Stored data:
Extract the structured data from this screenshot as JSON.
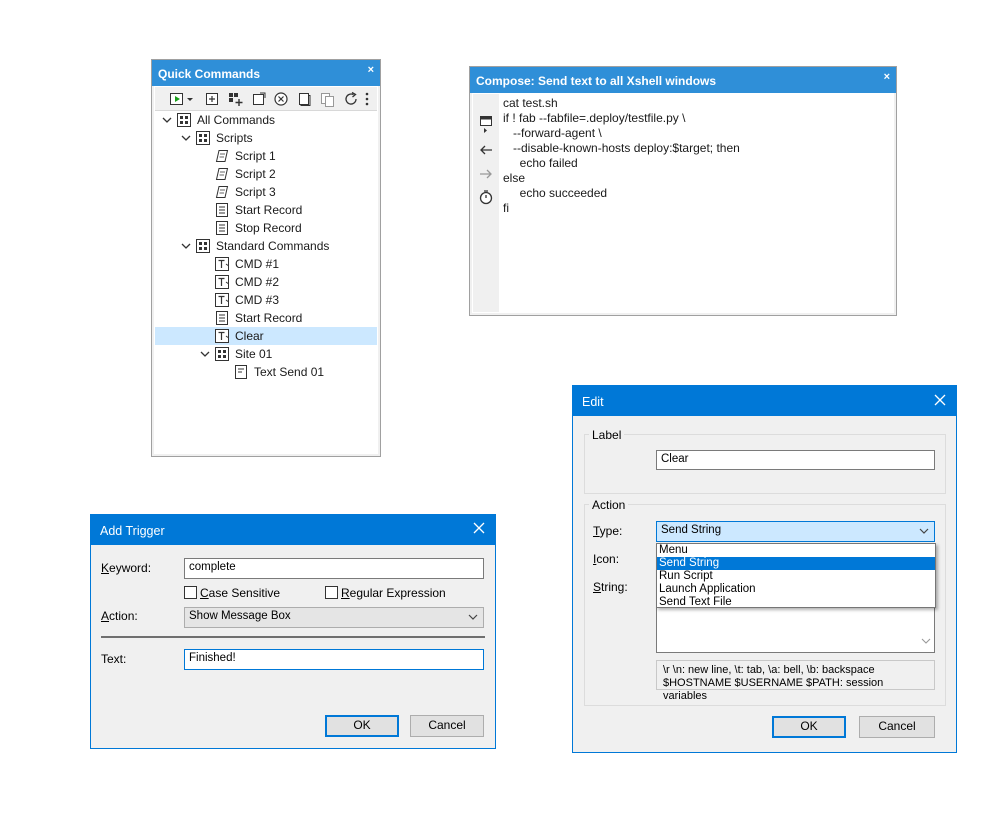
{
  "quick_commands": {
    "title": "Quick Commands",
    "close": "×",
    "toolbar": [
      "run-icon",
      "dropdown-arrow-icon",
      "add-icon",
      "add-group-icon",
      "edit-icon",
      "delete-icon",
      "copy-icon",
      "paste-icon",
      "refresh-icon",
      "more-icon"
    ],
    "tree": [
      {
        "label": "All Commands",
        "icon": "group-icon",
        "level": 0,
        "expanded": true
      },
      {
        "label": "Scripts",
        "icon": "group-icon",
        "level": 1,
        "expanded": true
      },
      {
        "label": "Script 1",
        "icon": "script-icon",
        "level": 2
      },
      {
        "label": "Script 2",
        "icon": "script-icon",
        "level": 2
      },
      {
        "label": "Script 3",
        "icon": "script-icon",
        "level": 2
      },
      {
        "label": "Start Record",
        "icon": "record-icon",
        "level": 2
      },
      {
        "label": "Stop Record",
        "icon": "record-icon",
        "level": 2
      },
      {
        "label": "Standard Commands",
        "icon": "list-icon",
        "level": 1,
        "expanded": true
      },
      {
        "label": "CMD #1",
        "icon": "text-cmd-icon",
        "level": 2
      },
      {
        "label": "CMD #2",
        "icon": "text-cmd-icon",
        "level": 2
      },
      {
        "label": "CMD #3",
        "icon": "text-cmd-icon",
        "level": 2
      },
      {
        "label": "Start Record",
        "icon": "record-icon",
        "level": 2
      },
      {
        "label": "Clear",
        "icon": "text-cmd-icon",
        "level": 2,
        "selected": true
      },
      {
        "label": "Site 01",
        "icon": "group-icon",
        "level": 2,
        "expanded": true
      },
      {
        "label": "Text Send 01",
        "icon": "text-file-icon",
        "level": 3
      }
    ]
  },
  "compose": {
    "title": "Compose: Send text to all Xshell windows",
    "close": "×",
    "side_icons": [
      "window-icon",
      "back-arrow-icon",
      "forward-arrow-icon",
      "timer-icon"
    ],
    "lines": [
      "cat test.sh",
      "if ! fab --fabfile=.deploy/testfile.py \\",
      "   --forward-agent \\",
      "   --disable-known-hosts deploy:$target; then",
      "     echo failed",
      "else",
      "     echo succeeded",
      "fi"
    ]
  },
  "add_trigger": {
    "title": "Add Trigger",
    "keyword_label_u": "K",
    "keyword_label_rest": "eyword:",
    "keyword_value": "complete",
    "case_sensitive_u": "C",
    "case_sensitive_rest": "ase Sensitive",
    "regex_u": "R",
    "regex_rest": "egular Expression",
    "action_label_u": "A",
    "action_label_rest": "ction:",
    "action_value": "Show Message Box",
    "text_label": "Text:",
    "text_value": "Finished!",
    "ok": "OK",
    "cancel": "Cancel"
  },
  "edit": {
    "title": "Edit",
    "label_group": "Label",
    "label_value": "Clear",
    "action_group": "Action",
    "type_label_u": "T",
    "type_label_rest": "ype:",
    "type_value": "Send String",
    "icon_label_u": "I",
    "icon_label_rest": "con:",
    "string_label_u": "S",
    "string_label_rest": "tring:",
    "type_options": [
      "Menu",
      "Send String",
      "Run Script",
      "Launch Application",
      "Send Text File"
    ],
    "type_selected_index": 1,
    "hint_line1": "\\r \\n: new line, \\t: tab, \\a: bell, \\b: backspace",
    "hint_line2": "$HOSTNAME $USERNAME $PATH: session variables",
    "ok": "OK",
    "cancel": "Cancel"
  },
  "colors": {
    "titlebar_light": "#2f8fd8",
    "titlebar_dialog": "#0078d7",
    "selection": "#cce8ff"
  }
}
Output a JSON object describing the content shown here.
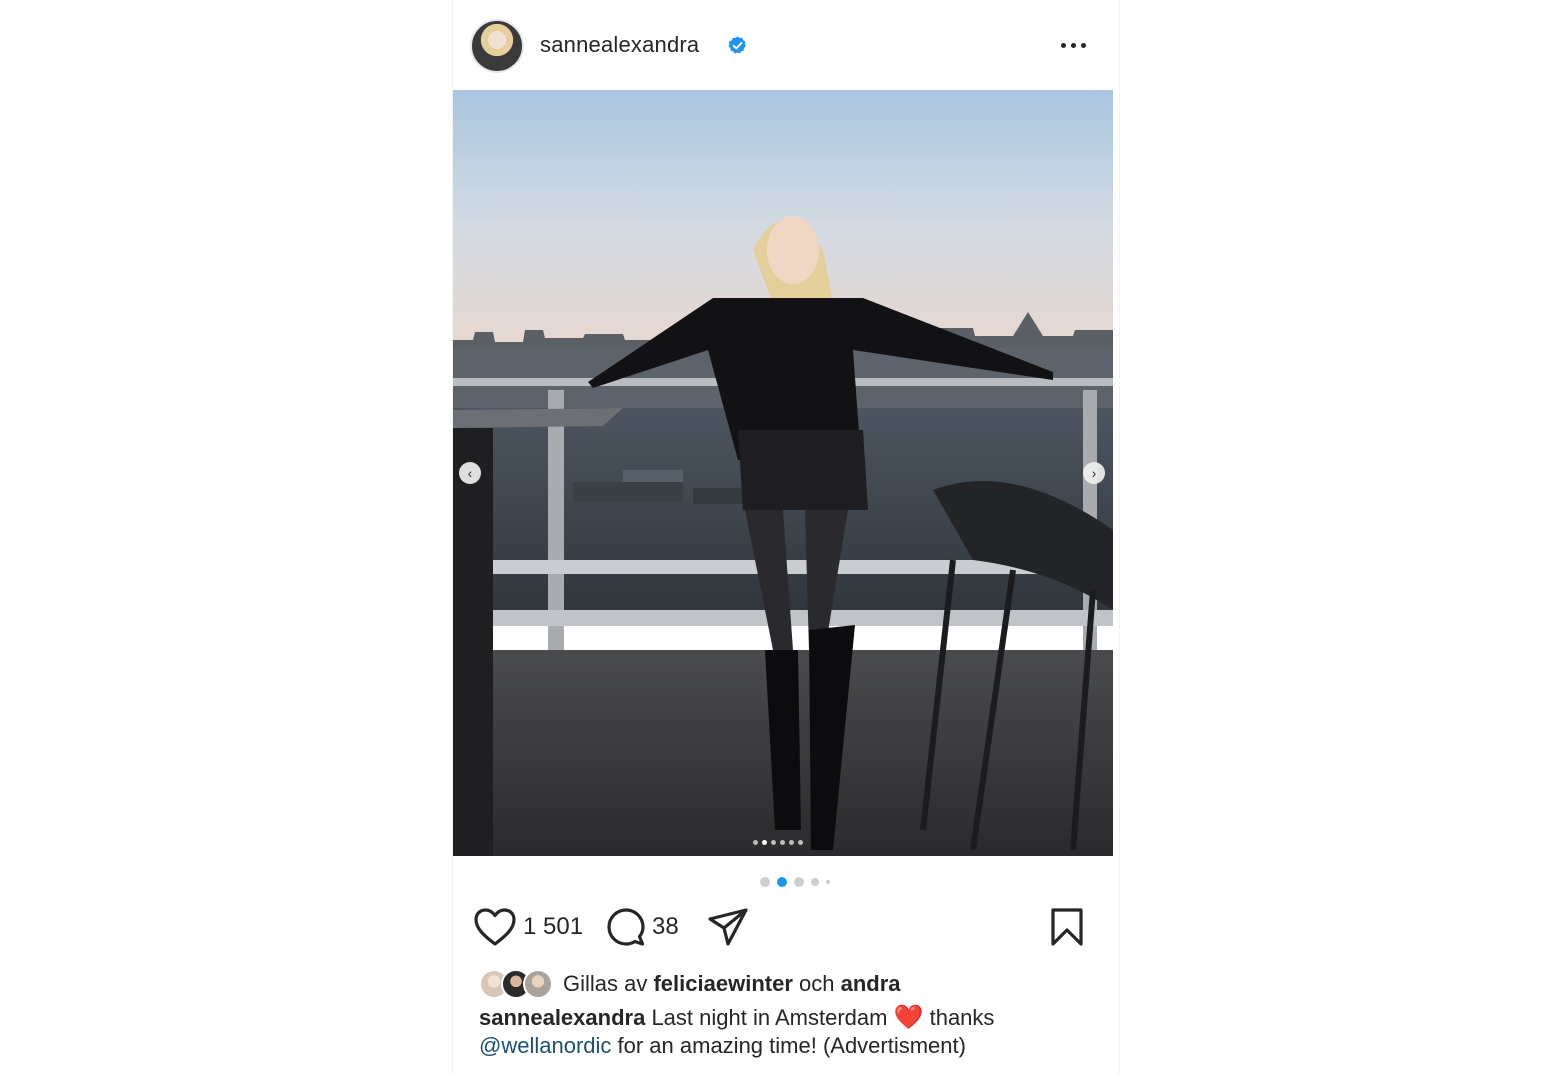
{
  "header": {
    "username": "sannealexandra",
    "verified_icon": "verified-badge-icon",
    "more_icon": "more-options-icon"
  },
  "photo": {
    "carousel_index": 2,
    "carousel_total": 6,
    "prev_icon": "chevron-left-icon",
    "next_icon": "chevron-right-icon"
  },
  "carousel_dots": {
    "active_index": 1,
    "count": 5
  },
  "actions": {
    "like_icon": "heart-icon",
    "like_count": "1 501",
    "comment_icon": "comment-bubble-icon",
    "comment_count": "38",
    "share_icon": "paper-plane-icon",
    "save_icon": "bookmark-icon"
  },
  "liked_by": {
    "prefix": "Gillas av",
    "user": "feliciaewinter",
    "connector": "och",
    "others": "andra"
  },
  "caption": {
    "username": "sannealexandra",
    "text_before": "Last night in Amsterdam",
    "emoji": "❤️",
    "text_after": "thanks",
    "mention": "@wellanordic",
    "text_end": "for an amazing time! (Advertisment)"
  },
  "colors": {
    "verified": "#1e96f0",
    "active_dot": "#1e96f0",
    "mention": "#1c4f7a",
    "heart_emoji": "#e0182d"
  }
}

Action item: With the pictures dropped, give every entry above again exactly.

Task answer:
Extract the structured data from this screenshot as JSON.
{
  "quick_commands": {
    "title": "Quick Commands",
    "close": "×",
    "toolbar": [
      "run-icon",
      "dropdown-arrow-icon",
      "add-icon",
      "add-group-icon",
      "edit-icon",
      "delete-icon",
      "copy-icon",
      "paste-icon",
      "refresh-icon",
      "more-icon"
    ],
    "tree": [
      {
        "label": "All Commands",
        "icon": "group-icon",
        "level": 0,
        "expanded": true
      },
      {
        "label": "Scripts",
        "icon": "group-icon",
        "level": 1,
        "expanded": true
      },
      {
        "label": "Script 1",
        "icon": "script-icon",
        "level": 2
      },
      {
        "label": "Script 2",
        "icon": "script-icon",
        "level": 2
      },
      {
        "label": "Script 3",
        "icon": "script-icon",
        "level": 2
      },
      {
        "label": "Start Record",
        "icon": "record-icon",
        "level": 2
      },
      {
        "label": "Stop Record",
        "icon": "record-icon",
        "level": 2
      },
      {
        "label": "Standard Commands",
        "icon": "list-icon",
        "level": 1,
        "expanded": true
      },
      {
        "label": "CMD #1",
        "icon": "text-cmd-icon",
        "level": 2
      },
      {
        "label": "CMD #2",
        "icon": "text-cmd-icon",
        "level": 2
      },
      {
        "label": "CMD #3",
        "icon": "text-cmd-icon",
        "level": 2
      },
      {
        "label": "Start Record",
        "icon": "record-icon",
        "level": 2
      },
      {
        "label": "Clear",
        "icon": "text-cmd-icon",
        "level": 2,
        "selected": true
      },
      {
        "label": "Site 01",
        "icon": "group-icon",
        "level": 2,
        "expanded": true
      },
      {
        "label": "Text Send 01",
        "icon": "text-file-icon",
        "level": 3
      }
    ]
  },
  "compose": {
    "title": "Compose: Send text to all Xshell windows",
    "close": "×",
    "side_icons": [
      "window-icon",
      "back-arrow-icon",
      "forward-arrow-icon",
      "timer-icon"
    ],
    "lines": [
      "cat test.sh",
      "if ! fab --fabfile=.deploy/testfile.py \\",
      "   --forward-agent \\",
      "   --disable-known-hosts deploy:$target; then",
      "     echo failed",
      "else",
      "     echo succeeded",
      "fi"
    ]
  },
  "add_trigger": {
    "title": "Add Trigger",
    "keyword_label_u": "K",
    "keyword_label_rest": "eyword:",
    "keyword_value": "complete",
    "case_sensitive_u": "C",
    "case_sensitive_rest": "ase Sensitive",
    "regex_u": "R",
    "regex_rest": "egular Expression",
    "action_label_u": "A",
    "action_label_rest": "ction:",
    "action_value": "Show Message Box",
    "text_label": "Text:",
    "text_value": "Finished!",
    "ok": "OK",
    "cancel": "Cancel"
  },
  "edit": {
    "title": "Edit",
    "label_group": "Label",
    "label_value": "Clear",
    "action_group": "Action",
    "type_label_u": "T",
    "type_label_rest": "ype:",
    "type_value": "Send String",
    "icon_label_u": "I",
    "icon_label_rest": "con:",
    "string_label_u": "S",
    "string_label_rest": "tring:",
    "type_options": [
      "Menu",
      "Send String",
      "Run Script",
      "Launch Application",
      "Send Text File"
    ],
    "type_selected_index": 1,
    "hint_line1": "\\r \\n: new line, \\t: tab, \\a: bell, \\b: backspace",
    "hint_line2": "$HOSTNAME $USERNAME $PATH: session variables",
    "ok": "OK",
    "cancel": "Cancel"
  },
  "colors": {
    "titlebar_light": "#2f8fd8",
    "titlebar_dialog": "#0078d7",
    "selection": "#cce8ff"
  }
}
Output a JSON object describing the content shown here.
{
  "header": {
    "username": "sannealexandra",
    "verified_icon": "verified-badge-icon",
    "more_icon": "more-options-icon"
  },
  "photo": {
    "carousel_index": 2,
    "carousel_total": 6,
    "prev_icon": "chevron-left-icon",
    "next_icon": "chevron-right-icon"
  },
  "carousel_dots": {
    "active_index": 1,
    "count": 5
  },
  "actions": {
    "like_icon": "heart-icon",
    "like_count": "1 501",
    "comment_icon": "comment-bubble-icon",
    "comment_count": "38",
    "share_icon": "paper-plane-icon",
    "save_icon": "bookmark-icon"
  },
  "liked_by": {
    "prefix": "Gillas av",
    "user": "feliciaewinter",
    "connector": "och",
    "others": "andra"
  },
  "caption": {
    "username": "sannealexandra",
    "text_before": "Last night in Amsterdam",
    "emoji": "❤️",
    "text_after": "thanks",
    "mention": "@wellanordic",
    "text_end": "for an amazing time! (Advertisment)"
  },
  "colors": {
    "verified": "#1e96f0",
    "active_dot": "#1e96f0",
    "mention": "#1c4f7a",
    "heart_emoji": "#e0182d"
  }
}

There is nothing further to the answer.